The videos and images showed a Snickers website promoting a limited-edition Snickers bar and saying the product was only available in the “countries” of South Korea, Malaysia, and Taiwan. The commercial, featuring the South Korean boy band BTS, sparked a wave of anger on Chinese microblogging platform Weibo on Friday (Aug 5).
Mars Wrigley later posted an apology on his Snickers China Weibo account, saying the relevant content had been changed.
“We are aware of reports of Snickers-related activity in certain regions of Asia, please take this very seriously and express our deep apologies.” the company said.
“Mars Wrigley respects the national sovereignty and territorial integrity of China and conducts its business operations in strict compliance with local Chinese laws and regulations.”
Hours after the first statement, Snickers China shared another Weibo post, adding that “there is only one China in this world, and Taiwan is an inalienable part of China’s territory.”
Beijing regards Taiwan as part of its territory and has never given up using force to bring the island under its control.
The outcry over the Snickers announcement came as sensitivities around Taiwan in mainland China are at their highest point in decades after the US House of Representatives’ speaker called for import bans on Taiwanese products.

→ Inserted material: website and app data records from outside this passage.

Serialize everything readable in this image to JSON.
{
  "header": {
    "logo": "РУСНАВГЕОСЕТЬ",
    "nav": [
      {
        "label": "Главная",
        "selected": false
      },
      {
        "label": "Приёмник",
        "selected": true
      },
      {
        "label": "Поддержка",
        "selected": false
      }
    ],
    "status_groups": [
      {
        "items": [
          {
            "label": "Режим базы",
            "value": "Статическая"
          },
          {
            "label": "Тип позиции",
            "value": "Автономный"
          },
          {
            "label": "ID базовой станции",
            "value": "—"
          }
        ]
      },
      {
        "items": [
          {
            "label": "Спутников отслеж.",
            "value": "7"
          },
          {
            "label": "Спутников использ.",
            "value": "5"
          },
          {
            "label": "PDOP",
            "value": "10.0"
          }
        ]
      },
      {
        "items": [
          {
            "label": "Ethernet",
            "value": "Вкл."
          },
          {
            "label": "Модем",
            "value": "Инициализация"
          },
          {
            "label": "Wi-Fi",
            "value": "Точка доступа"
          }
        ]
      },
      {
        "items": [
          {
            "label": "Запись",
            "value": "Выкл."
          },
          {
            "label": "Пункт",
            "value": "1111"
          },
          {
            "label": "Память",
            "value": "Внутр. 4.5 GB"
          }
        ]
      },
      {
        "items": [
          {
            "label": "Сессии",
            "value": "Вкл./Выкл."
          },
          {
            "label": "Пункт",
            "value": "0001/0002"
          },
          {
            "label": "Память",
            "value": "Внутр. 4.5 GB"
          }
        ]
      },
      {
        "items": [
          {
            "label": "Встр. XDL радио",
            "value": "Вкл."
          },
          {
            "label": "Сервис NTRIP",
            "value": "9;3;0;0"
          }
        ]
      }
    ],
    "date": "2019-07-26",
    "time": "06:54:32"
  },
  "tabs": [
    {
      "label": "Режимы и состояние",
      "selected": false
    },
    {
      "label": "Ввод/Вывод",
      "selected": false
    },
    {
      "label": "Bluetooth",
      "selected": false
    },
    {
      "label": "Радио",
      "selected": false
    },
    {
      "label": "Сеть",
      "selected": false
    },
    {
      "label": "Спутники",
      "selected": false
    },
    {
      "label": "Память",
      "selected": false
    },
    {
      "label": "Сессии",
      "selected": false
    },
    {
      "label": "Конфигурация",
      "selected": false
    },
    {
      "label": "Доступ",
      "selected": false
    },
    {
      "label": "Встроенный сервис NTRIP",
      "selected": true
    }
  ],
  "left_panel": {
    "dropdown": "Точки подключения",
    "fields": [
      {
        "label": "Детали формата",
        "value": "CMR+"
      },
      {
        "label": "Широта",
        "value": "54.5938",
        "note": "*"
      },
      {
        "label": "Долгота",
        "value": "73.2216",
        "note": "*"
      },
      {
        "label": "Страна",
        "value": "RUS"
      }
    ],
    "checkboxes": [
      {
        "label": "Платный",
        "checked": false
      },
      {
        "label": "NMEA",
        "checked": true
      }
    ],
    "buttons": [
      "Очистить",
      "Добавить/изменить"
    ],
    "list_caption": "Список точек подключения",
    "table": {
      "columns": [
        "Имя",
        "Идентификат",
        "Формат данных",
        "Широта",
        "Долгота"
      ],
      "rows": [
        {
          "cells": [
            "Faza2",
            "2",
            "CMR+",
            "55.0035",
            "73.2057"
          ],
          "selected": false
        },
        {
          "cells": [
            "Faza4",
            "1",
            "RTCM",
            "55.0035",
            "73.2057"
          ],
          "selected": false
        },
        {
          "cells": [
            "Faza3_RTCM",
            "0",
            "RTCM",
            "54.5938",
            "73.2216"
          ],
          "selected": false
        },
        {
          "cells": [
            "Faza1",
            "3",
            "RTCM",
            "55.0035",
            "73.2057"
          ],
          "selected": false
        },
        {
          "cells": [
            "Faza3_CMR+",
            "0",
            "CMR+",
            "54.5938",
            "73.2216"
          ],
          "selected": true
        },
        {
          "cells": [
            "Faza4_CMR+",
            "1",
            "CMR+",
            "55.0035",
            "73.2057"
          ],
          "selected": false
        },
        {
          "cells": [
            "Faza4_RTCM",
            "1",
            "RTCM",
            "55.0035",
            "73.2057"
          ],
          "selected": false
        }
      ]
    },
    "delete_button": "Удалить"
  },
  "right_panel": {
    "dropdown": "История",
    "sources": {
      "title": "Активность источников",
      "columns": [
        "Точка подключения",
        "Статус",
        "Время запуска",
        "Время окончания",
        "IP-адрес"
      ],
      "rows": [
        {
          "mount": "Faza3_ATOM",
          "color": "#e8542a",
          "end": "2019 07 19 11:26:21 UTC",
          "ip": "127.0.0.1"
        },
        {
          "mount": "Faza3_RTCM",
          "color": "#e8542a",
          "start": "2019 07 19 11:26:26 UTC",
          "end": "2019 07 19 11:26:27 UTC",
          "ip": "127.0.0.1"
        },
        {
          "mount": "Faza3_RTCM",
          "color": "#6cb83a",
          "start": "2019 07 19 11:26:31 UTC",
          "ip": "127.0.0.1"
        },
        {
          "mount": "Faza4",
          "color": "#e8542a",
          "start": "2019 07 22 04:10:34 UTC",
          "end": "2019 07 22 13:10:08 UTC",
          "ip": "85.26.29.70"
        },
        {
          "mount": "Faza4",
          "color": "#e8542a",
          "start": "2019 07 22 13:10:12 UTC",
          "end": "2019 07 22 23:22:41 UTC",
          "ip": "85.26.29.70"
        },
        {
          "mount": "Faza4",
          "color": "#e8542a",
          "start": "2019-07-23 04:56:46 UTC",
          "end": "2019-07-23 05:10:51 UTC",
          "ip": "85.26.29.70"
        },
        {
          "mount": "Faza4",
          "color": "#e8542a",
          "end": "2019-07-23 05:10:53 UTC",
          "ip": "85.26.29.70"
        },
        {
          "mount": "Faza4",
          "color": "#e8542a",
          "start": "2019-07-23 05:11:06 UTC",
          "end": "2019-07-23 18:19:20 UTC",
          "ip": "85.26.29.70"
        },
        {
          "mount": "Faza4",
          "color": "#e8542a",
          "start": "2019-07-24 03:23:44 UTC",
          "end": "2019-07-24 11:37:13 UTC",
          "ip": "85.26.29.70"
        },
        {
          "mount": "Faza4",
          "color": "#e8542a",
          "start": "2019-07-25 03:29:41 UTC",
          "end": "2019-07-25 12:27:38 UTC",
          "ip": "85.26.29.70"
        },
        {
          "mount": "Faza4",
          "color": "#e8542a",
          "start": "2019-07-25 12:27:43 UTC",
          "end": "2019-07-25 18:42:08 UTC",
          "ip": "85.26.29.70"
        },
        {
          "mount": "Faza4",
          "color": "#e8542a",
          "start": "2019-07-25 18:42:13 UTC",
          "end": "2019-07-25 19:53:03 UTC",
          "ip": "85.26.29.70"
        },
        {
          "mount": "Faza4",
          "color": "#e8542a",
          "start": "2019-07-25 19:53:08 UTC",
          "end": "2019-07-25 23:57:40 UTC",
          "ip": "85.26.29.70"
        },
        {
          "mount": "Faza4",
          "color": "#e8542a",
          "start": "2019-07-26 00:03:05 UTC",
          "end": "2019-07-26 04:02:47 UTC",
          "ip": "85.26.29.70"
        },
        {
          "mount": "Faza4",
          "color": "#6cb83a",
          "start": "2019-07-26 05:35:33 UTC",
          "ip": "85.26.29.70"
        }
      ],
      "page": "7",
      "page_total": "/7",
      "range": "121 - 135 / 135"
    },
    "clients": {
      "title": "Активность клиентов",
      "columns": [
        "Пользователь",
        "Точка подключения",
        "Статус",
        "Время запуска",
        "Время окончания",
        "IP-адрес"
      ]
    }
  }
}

On Friday, China said it was ending cooperation with the United States on key issues, including climate change, and has surrounded the self-governing democratic island in recent days with a series of military exercises.
Mars Wrigley is far from the first international firm to issue an apology over concerns about losing access to China’s mass consumer market.
In 2019, French luxury brand Dior apologized after using a map of China in a presentation that did not include Taiwan.
The website of the Marriott hotel chain in China was shut down by authorities for a week in 2018 after a customer questionnaire listed Taiwan, Tibet and Hong Kong as separate countries.